Practice Relating to Rule 89. Violence to Life
Israel’s Manual on the Laws of War (1998) states: “It is strictly forbidden to cause (by act or omission) the death of a prisoner of war after he has surrendered or to put him in a situation that endangers his health and physical integrity.”
Israel’s Manual on the Rules of Warfare (2006) states:
[K]illing prisoners-of-war after they have surrendered will not necessarily weaken the enemy’s army, it will merely cause unnecessary suffering, and such actions are morally tainted on humanitarian grounds.
Many of the customs that are accepted today, such as raising the hands to indicate surrender, allowing prisoners-of-war to remain alive … and so on, originate in the Middle Ages.
Attacking a combatant who has surrendered is murder and the same also applies to attacking a combatant who has been wounded and has ceased to pose a threat to our forces.
It is strictly forbidden to cause the death (deliberately or by neglect) of a prisoner-of-war after he has surrendered and to put him in a situation in which his health or physical being are threatened.
The Manual on the Rules of Warfare (2006) is a second edition of the Manual on the Laws of War (1998).
Israel’s Nazis and Nazi Collaborators (Punishment) Law (1950) includes in its definition of war crimes the following acts: “murder of [the] civilian population of or in occupied territories; murder of … prisoners of war and persons on the seas”.
The law also punishes persons who have committed a crime against humanity, including “extermination [of] … any civilian population”.
In its judgment in the Eichmann case
in 1962, Israel’s District Court of Jerusalem found the accused guilty of “crimes against the Jewish people … in the territories of the Axis States, in the area occupied by Germany and by the Axis States”. The Court found the accused “caused the killings of millions of Jews for the purpose of executing the plan known as the ‘Final Solution’ with the intent to exterminate the Jewish people”. The Court also found the accused responsible for crimes against humanity and war crimes for murder and extermination of the civilian population carried out to persecute Jews.
In its judgment in the Eichmann case
in 1962, Israel’s Supreme Court confirmed the sentence of the District Court of Jerusalem, which found the appellant, Adolf Eichmann, guilty of “offences of the most gravity against the Nazi and Nazi Collaborators Law”, in particular the killing of millions of Jews for the purpose of carrying out the “Final Solution” with the intent to exterminate the Jewish people through murder and extermination of the civilian Jewish population.
In its judgment in the Murar case in 2006, Israel’s High Court of Justice stated:
It is well-known that the right to life and physical integrity is the most basic right that lies at the heart of the humanitarian laws that are intended to protect the local population in the territories held under the laws of belligerent occupation (see HCJ 3799/02 Adalah Legal Centre for Arab Minority Rights in Israel v. IDF Central Commander

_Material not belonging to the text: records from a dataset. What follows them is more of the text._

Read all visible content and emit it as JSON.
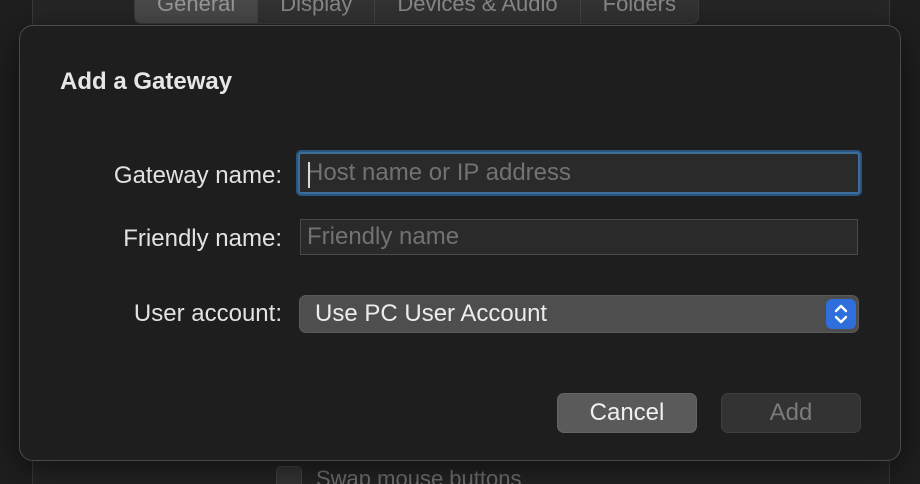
{
  "background": {
    "tabs": [
      {
        "label": "General",
        "active": true
      },
      {
        "label": "Display",
        "active": false
      },
      {
        "label": "Devices & Audio",
        "active": false
      },
      {
        "label": "Folders",
        "active": false
      }
    ],
    "checkbox_label": "Swap mouse buttons"
  },
  "sheet": {
    "title": "Add a Gateway",
    "gateway_label": "Gateway name:",
    "gateway_placeholder": "Host name or IP address",
    "gateway_value": "",
    "friendly_label": "Friendly name:",
    "friendly_placeholder": "Friendly name",
    "friendly_value": "",
    "user_label": "User account:",
    "user_value": "Use PC User Account",
    "cancel_label": "Cancel",
    "add_label": "Add"
  },
  "colors": {
    "accent": "#2f6fdb",
    "focus_ring": "#3d6d99",
    "sheet_bg": "#1e1e1e"
  }
}
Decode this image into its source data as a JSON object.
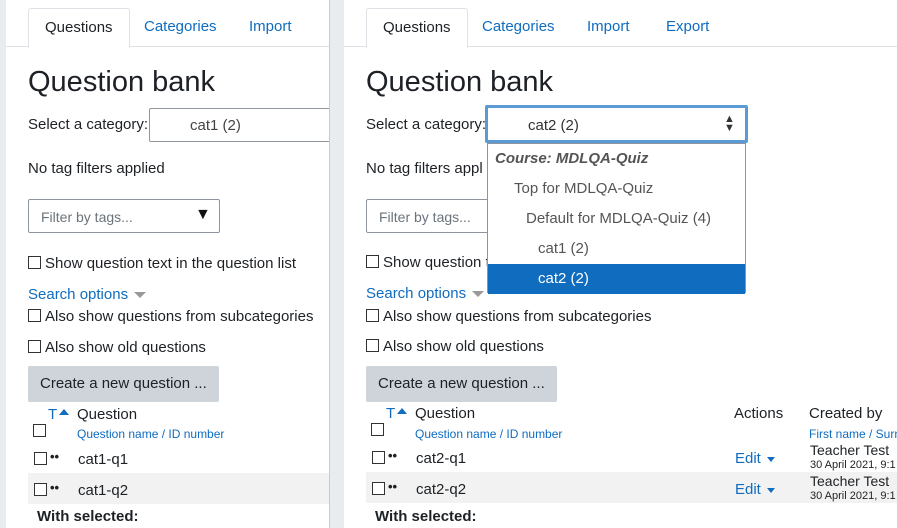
{
  "left": {
    "tabs": [
      "Questions",
      "Categories",
      "Import"
    ],
    "title": "Question bank",
    "select_category_label": "Select a category:",
    "selected_category": "cat1 (2)",
    "no_tag_filters": "No tag filters applied",
    "filter_placeholder": "Filter by tags...",
    "show_question_text": "Show question text in the question list",
    "search_options": "Search options",
    "also_subcategories": "Also show questions from subcategories",
    "also_old": "Also show old questions",
    "create_button": "Create a new question ...",
    "col_t": "T",
    "col_question": "Question",
    "col_question_sub": "Question name / ID number",
    "rows": [
      "cat1-q1",
      "cat1-q2"
    ],
    "with_selected": "With selected:"
  },
  "right": {
    "tabs": [
      "Questions",
      "Categories",
      "Import",
      "Export"
    ],
    "title": "Question bank",
    "select_category_label": "Select a category:",
    "selected_category": "cat2 (2)",
    "no_tag_filters": "No tag filters appl",
    "filter_placeholder": "Filter by tags...",
    "show_question_text": "Show question t",
    "search_options": "Search options",
    "also_subcategories": "Also show questions from subcategories",
    "also_old": "Also show old questions",
    "create_button": "Create a new question ...",
    "col_t": "T",
    "col_question": "Question",
    "col_question_sub": "Question name / ID number",
    "col_actions": "Actions",
    "col_created": "Created by",
    "col_created_sub": "First name / Surn",
    "rows": [
      {
        "name": "cat2-q1",
        "edit": "Edit",
        "creator": "Teacher Test",
        "date": "30 April 2021, 9:1"
      },
      {
        "name": "cat2-q2",
        "edit": "Edit",
        "creator": "Teacher Test",
        "date": "30 April 2021, 9:1"
      }
    ],
    "with_selected": "With selected:",
    "dropdown": {
      "group": "Course: MDLQA-Quiz",
      "options": [
        "Top for MDLQA-Quiz",
        "Default for MDLQA-Quiz (4)",
        "cat1 (2)",
        "cat2 (2)"
      ]
    }
  },
  "colors": {
    "accent": "#0f6cbf",
    "button_bg": "#ced4da"
  }
}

, at para. 23 of the opinion of President Barak). This right is also enshrined in Israeli constitutional law in ss. 2 and 4 of the Basic Law: Human Dignity and Liberty, and there is no doubt at all that this is a right that is on the highest normative echelon (see HCJ 1730/96 Sabiah v. IDF Commander in Judaea and Samaria
, at p. 368; HCJ 2753/03 Kirsch v. IDF Chief of Staff
, at pp. 377–378). All the residents of the territories – both Palestinians and Israelis – are therefore entitled to enjoy the right to life and physical integrity, and a fundamental and primary criterion that the military commander should consider when deciding to close areas is the criterion of the protection of the life and physical integrity of all the residents in the territories.
In 1973, during a debate in the Sixth Committee of the UN General Assembly on the protection of human rights in times of armed conflict, Israel accused the Syrian Arab Republic of killing and maltreating Israeli prisoners of war.